Top of LISTED RECORDS

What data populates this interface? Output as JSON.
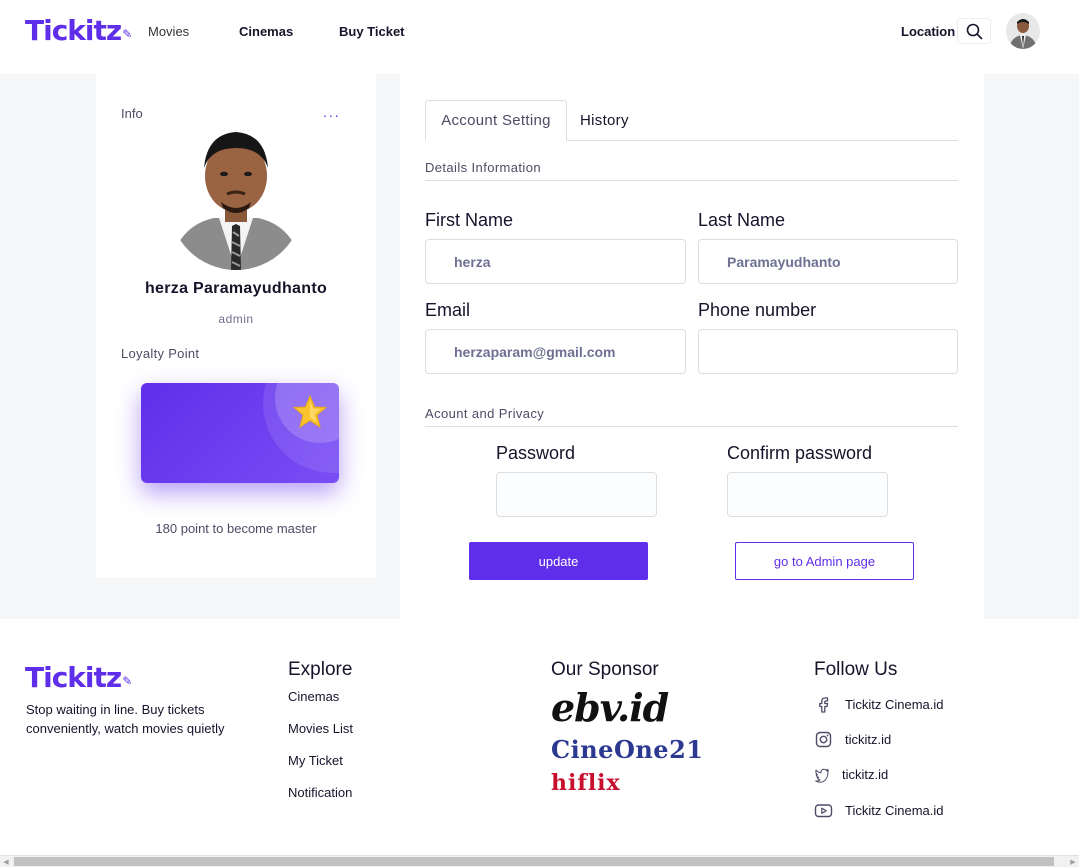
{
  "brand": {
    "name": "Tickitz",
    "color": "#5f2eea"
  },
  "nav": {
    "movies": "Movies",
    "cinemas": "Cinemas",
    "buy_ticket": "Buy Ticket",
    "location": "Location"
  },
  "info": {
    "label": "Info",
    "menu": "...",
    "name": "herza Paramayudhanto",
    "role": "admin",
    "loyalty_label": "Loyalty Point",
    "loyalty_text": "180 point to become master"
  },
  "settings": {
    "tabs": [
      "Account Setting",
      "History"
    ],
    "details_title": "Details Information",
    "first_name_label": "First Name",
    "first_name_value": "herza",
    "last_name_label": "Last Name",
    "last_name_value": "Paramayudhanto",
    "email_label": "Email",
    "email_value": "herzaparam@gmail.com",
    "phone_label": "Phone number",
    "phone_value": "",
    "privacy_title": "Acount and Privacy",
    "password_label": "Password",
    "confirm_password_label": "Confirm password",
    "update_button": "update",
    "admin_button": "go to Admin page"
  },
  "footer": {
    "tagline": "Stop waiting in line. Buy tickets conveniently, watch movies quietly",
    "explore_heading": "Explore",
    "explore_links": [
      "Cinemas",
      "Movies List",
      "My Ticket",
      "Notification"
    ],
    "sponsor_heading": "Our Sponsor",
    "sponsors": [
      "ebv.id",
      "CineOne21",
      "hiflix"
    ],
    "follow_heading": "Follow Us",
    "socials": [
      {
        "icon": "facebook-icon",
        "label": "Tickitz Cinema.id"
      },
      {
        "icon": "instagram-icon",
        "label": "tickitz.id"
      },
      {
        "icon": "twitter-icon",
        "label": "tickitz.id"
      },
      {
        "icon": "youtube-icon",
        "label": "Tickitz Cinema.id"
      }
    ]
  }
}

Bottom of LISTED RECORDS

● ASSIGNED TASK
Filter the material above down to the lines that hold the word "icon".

● EXERCISE RESULT
        "icon": "facebook-icon",
        "icon": "instagram-icon",
        "icon": "twitter-icon",
        "icon": "youtube-icon",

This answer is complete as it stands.